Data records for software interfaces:

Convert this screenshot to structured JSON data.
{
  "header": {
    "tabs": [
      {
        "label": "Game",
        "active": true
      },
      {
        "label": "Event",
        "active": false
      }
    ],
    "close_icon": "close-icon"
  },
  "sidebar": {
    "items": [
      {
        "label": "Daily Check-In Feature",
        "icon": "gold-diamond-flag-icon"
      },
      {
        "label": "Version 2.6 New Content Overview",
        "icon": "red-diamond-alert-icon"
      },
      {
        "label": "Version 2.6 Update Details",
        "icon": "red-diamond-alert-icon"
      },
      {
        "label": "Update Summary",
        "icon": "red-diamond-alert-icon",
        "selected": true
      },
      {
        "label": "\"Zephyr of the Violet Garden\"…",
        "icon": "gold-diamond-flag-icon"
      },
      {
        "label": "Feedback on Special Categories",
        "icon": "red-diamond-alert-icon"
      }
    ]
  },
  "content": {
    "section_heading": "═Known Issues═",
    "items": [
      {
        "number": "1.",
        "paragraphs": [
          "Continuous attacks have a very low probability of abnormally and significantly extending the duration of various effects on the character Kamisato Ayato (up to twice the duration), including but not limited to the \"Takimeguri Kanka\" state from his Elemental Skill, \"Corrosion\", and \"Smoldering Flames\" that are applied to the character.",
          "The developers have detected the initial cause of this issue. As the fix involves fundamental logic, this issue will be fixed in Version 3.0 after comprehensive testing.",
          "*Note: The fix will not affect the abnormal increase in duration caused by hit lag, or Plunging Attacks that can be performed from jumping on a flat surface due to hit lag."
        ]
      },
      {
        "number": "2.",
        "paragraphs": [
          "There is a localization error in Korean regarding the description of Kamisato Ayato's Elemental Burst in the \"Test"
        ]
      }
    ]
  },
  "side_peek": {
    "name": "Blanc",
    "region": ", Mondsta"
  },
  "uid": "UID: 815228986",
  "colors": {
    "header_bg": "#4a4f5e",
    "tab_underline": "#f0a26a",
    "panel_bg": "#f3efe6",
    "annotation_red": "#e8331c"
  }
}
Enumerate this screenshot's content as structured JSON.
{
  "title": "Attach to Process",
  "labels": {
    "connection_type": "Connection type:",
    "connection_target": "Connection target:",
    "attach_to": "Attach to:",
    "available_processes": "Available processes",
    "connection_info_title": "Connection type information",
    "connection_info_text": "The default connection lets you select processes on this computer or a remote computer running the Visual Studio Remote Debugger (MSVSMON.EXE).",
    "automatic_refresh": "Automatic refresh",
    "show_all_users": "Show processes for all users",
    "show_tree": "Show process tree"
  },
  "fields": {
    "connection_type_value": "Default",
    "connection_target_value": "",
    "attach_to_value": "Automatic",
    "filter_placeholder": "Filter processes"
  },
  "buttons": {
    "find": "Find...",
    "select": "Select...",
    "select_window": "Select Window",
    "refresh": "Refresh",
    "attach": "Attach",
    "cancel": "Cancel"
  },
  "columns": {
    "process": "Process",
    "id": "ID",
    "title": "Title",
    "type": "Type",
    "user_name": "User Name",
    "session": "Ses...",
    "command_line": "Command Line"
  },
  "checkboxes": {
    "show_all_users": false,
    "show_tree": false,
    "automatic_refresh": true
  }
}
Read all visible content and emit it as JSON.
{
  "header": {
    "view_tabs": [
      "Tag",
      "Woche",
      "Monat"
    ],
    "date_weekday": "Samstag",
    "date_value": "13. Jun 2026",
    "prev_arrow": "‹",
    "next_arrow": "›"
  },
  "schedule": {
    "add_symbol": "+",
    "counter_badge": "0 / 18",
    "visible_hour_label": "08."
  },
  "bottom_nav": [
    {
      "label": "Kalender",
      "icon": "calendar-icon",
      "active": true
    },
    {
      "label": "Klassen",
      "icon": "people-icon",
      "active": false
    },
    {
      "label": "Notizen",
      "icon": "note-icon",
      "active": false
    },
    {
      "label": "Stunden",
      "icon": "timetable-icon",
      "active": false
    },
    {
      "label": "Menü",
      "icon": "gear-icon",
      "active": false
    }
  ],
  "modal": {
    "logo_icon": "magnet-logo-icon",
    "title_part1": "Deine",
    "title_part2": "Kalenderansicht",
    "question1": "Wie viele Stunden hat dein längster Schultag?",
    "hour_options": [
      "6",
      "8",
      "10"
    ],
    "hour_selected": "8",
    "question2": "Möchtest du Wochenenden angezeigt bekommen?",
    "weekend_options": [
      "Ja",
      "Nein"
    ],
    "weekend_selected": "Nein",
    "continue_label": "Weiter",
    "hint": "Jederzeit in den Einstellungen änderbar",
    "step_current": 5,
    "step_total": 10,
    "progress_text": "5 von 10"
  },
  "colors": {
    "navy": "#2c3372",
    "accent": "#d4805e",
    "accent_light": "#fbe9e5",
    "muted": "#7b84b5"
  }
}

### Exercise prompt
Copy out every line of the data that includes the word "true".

### Answer to this exercise
        "active": true
        "selected": true
    "automatic_refresh": true
      "active": true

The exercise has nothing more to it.